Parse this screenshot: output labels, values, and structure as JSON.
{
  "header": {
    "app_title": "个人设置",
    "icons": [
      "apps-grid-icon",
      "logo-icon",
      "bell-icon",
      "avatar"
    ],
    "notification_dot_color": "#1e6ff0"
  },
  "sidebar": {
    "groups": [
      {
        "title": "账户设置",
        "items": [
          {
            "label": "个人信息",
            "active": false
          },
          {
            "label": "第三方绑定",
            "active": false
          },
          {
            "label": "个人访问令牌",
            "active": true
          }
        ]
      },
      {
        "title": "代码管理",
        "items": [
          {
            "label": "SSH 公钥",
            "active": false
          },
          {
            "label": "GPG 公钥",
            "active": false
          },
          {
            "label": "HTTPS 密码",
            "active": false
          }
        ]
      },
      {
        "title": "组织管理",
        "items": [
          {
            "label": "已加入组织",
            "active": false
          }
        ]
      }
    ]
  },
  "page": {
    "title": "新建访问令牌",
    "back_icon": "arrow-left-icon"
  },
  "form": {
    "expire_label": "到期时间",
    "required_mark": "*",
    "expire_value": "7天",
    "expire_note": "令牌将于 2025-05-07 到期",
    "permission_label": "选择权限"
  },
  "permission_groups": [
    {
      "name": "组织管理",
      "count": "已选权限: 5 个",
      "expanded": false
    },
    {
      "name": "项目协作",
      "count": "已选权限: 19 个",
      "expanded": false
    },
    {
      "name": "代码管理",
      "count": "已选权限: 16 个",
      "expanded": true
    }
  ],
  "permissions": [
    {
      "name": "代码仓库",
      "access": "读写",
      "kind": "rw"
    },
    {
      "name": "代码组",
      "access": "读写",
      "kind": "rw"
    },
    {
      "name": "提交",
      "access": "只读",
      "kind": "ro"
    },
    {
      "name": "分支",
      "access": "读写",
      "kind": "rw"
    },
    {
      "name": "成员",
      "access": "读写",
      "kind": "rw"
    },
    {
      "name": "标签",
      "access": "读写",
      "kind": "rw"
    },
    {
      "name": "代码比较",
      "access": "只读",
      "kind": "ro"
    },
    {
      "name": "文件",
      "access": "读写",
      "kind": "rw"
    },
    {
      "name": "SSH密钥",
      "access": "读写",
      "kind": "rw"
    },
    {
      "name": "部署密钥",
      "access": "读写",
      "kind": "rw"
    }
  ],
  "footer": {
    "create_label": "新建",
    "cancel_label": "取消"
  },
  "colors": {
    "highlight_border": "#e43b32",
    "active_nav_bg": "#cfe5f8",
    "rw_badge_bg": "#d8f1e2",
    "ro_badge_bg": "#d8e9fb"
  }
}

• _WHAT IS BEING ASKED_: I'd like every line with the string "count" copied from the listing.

• _TASK RESULT_:
      "count": "已选权限: 5 个",
      "count": "已选权限: 19 个",
      "count": "已选权限: 16 个",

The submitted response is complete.